As for who leads the Yankees in clutch score? It is none other than Isiah Kiner-Falefa. His 1.43 clutch score is second-best in all of baseball, and a major reason that he is 43rd overall in Win Probability Added. That top-50 ranking in WPA puts him just ahead of names like Xander Bogaerts, Vladmir Guerrero Jr., and Bryce Harper. IKF’s overall numbers are middling. He has slashed .264/.317/.312 with an 88 WRC+, which is right around his career averages and what should be expected moving forward. In high leverage spots, however, he is hitting .412/.474/.471 for a 187 WRC+. The interesting thing is that he has actually been downright terrible with runners in scoring position, hitting just .269/.241/.308 for a 49 WRC+. His numbers in the seventh inning or later, hitting with 2 outs, and with the bases loaded are, on the whole, down as well. It appears that he has really just managed to come through in the few big spots that he has found himself in with 19 total appearances in high leverage spots.

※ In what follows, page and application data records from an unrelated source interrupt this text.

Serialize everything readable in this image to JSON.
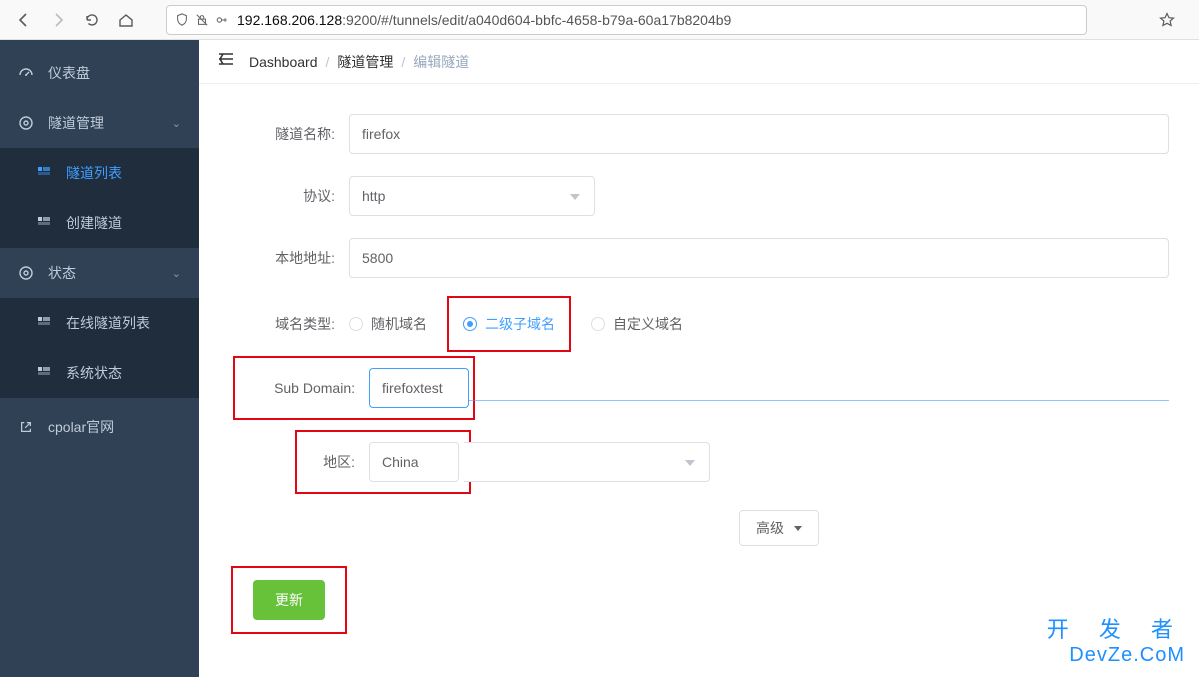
{
  "browser": {
    "url_dark": "192.168.206.128",
    "url_rest": ":9200/#/tunnels/edit/a040d604-bbfc-4658-b79a-60a17b8204b9"
  },
  "sidebar": {
    "items": [
      {
        "label": "仪表盘",
        "icon": "gauge"
      },
      {
        "label": "隧道管理",
        "icon": "target",
        "expandable": true
      },
      {
        "label": "隧道列表",
        "icon": "grid",
        "sub": true,
        "active": true
      },
      {
        "label": "创建隧道",
        "icon": "grid",
        "sub": true
      },
      {
        "label": "状态",
        "icon": "target",
        "expandable": true
      },
      {
        "label": "在线隧道列表",
        "icon": "grid",
        "sub": true
      },
      {
        "label": "系统状态",
        "icon": "grid",
        "sub": true
      },
      {
        "label": "cpolar官网",
        "icon": "link"
      }
    ]
  },
  "breadcrumb": {
    "root": "Dashboard",
    "mid": "隧道管理",
    "current": "编辑隧道"
  },
  "form": {
    "name_label": "隧道名称:",
    "name_value": "firefox",
    "proto_label": "协议:",
    "proto_value": "http",
    "addr_label": "本地地址:",
    "addr_value": "5800",
    "domain_type_label": "域名类型:",
    "domain_options": [
      "随机域名",
      "二级子域名",
      "自定义域名"
    ],
    "domain_selected_index": 1,
    "subdomain_label": "Sub Domain:",
    "subdomain_value": "firefoxtest",
    "region_label": "地区:",
    "region_value": "China",
    "advanced_label": "高级",
    "submit_label": "更新"
  },
  "watermark": {
    "line1": "开 发 者",
    "line2": "DevZe.CoM"
  }
}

As one would expect by watching the Yankees, the numbers support the common thought that Gleyber Torres has been very good in clutch spots while Joey Gallo has been very poor. The last player I wanted to discuss, however, is Aaron Hicks. Like with Torres and Gallo, the stats confirm the eye test when it comes to Hicks in big spots. Hicks has not been a good hitter overall this year, with a .212/.341/.250 slash line and an 86 WRC+. Since his overall production is poor, it stands to reason that it would be difficult for him to be dramatically worse in high-leverage spots than he is overall. That is not the case with Hicks. His -0.70 clutch score is last on the Yankees and 16th-worst overall. In 20 plate appearances in high leverage spots, Hicks has a negative 36 WRC+. He does not have a hit in any of those plate appearances. With runners in scoring position, he has a bad but not atrocious 70 WRC+, but that is inflated by a walk rate of 19.4% in those spots. Getting on base and passing the baton is never a bad thing, but that only helps so much when he is hitting just .125 in those spots. On the whole, this all contributes to him being second-worst in the majors in Win Probability Added. Will this continue moving forward? Well, as explained in the introduction, clutch performance is mostly just random. And Hicks’ WRC+ in high leverage situations, from 2017-2021 going year-by-year, was as follows: 109, 121, 180, 194, and 96. So it is not like Hicks has a history of under performing in big spots, and I would expect a fairly dramatic improvement from the showing thus far. But he has really hurt the team in the first quarter of the season, and the criticism that he has garnered has been well-deserved.